Himalayan rail route endorsed
Updated: 2016-08-05 01:47
By Cui Jia and Hou Liqiang(China Daily)
A Himalayan train ride at more than 100 kilometers per hour at the foot of the world's highest snow-capped mountains and oldest glaciers is no longer just a dream, Chinese railway experts say.
With more than 19,000 km of high-speed — up to 350 km per hour — railways, China has accumulated the technology and experience to build a rail link between the Tibet autonomous region and the South Asian subcontinent, they say.
The Himalayan railway would start from Xigaze, a city in Tibet, run to Gyirong, a land port on the Chinese border, and extend into Nepal, although it would not be a high-speed railway, the researchers said on Thursday at a forum in Beijing run by the China Tibetology Research Center, a Tibetan studies organization.
In 2006, China built a railway running for more than 1,100 km to connect the highland region of Tibet with the rest of the country. In 2014, it built a 250-km rail link between Lhasa, the Tibet regional capital, and Xigaze, the region's second-largest city.
Trains run at 100 km per hour throughout the Tibetan rail system, which according to China's railway plan for 2016 to 2020, will stretch from Xigaze to Gyirong.
Nepal hopes that China can connect this port with Kathmandu, the Nepalese capital, as part of the China-Nepal international railway.
China hopes the rail link will boost economic, cultural and religious communication with Nepal as part of the Belt and Road Initiative proposed by President Xi Jinping.
"The construction of a railway crossing the Himalayan mountains is now economically and technologically feasible," said Zong Gang, deputy director of the Science and Technology Department at Beijing University of Technology.
The altitude at Gyirong port is 2,800 meters above sea level, while the Gyirong mountain pass to Nepal lies at about 1,800 meters, making the railway geographically feasible.
In contrast, Lhasa is about 3,700 meters above sea level and the altitude at Xigaze is about 3,800 meters.

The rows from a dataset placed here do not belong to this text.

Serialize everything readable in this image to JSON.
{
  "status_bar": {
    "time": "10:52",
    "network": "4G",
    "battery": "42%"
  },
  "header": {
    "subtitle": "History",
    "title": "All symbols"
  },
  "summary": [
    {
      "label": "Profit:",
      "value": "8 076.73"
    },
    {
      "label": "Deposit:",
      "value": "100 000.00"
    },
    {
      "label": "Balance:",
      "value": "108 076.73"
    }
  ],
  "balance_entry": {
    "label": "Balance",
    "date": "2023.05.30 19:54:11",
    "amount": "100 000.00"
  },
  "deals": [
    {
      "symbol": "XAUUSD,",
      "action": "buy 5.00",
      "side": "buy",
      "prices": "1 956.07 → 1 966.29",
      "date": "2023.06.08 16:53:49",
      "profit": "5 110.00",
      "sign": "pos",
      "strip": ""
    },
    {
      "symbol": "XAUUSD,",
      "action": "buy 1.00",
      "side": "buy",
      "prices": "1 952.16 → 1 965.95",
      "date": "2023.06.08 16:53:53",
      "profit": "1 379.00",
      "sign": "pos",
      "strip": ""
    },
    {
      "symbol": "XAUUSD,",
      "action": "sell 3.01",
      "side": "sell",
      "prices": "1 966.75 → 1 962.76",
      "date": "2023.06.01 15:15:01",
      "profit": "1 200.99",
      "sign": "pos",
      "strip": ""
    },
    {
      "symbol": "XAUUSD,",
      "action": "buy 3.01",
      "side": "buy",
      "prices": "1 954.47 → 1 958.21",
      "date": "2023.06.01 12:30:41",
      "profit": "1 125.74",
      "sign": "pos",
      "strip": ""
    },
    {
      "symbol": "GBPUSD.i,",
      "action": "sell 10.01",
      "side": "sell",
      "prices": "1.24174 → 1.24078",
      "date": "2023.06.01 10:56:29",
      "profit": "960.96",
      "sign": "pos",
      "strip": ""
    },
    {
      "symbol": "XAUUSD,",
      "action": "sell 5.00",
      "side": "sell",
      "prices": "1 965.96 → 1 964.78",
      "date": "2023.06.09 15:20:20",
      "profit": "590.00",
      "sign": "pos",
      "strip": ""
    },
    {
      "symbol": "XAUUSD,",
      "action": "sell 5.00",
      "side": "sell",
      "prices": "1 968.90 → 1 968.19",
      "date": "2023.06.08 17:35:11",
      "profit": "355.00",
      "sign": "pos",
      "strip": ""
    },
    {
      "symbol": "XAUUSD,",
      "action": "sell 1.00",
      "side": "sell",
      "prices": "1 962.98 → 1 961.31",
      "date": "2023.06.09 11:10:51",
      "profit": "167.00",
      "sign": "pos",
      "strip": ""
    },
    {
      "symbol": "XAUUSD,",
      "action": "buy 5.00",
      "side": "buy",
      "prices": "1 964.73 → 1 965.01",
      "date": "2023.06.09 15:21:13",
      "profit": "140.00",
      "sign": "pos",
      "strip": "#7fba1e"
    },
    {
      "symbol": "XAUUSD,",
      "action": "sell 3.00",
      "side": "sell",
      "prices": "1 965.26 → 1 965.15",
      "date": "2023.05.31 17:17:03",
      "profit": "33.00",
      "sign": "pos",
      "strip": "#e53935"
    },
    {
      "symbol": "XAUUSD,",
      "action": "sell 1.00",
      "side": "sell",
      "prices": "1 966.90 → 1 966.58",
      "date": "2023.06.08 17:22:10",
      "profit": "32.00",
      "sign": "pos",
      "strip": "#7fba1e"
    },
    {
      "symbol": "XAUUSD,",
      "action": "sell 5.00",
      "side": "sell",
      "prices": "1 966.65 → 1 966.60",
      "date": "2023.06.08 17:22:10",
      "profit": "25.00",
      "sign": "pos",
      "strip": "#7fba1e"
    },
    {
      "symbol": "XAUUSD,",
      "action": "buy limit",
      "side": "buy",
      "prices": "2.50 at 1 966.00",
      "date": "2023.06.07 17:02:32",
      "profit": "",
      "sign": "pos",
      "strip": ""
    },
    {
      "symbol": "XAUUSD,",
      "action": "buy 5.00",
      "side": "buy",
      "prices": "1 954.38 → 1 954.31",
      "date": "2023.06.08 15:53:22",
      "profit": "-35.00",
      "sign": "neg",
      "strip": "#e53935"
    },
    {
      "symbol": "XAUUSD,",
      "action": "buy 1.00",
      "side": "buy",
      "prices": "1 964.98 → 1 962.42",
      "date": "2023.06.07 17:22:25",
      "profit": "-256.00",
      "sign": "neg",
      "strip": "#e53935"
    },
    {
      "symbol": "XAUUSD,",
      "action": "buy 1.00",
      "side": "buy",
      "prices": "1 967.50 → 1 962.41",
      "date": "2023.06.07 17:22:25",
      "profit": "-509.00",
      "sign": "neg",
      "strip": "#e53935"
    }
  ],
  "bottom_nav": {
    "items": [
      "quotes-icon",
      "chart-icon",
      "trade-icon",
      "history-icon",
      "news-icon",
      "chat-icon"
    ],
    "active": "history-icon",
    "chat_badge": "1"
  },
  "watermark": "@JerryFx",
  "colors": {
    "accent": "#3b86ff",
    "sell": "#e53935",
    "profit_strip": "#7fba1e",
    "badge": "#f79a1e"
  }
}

Losang Jamcan, chairman of the Tibet autonomous region government, said on July 1 that building rail links is the most powerful way to help Tibet open up to South Asian countries.
After a meeting between Premier Li Keqiang and Nepalese Prime Minister K. P. Sharma Oli in March, the two countries said their governments will further discuss construction of a cross-border railway and also support companies conducting preliminary research.
At least two Chinese companies have shown an interest in developing rail networks connecting China with Nepal, the Kathmandu Post reported on July 2.
China CAMC Engineering Co has proposed building a 121-km railway linking Kathmandu and Rasuwagadhi, a land port in Nepal facing Gyirong.
China Railway Construction Corp has applied to the Railway Department in Nepal for a Kathmandu-Rasuwagadhi railway feasibility study.
Ma Jiali, a researcher at the China Institutes of Contemporary International Relations, said a trans-Himalayan railway would be of great economic value as it could later connect China, the largest economy in Asia, with India, the continent's third-largest economy.
He said that landlocked Nepal is willing to have a more convenient link to China because it believes that China's development will offer great opportunities for Nepal.
Zhou Yuhui, a professor at Beijing Jiaotong University who has just returned from a field visit to the China-Nepal border, said, "There are rich tourism resources, including virgin forest, canyons and historical relics in Gyirong, which has hardly been developed.
"While bringing tourists and businesses to Gyirong, which will help local people to escape poverty, the China-Nepal railway will also help ... to make people more willing to integrate into modern life."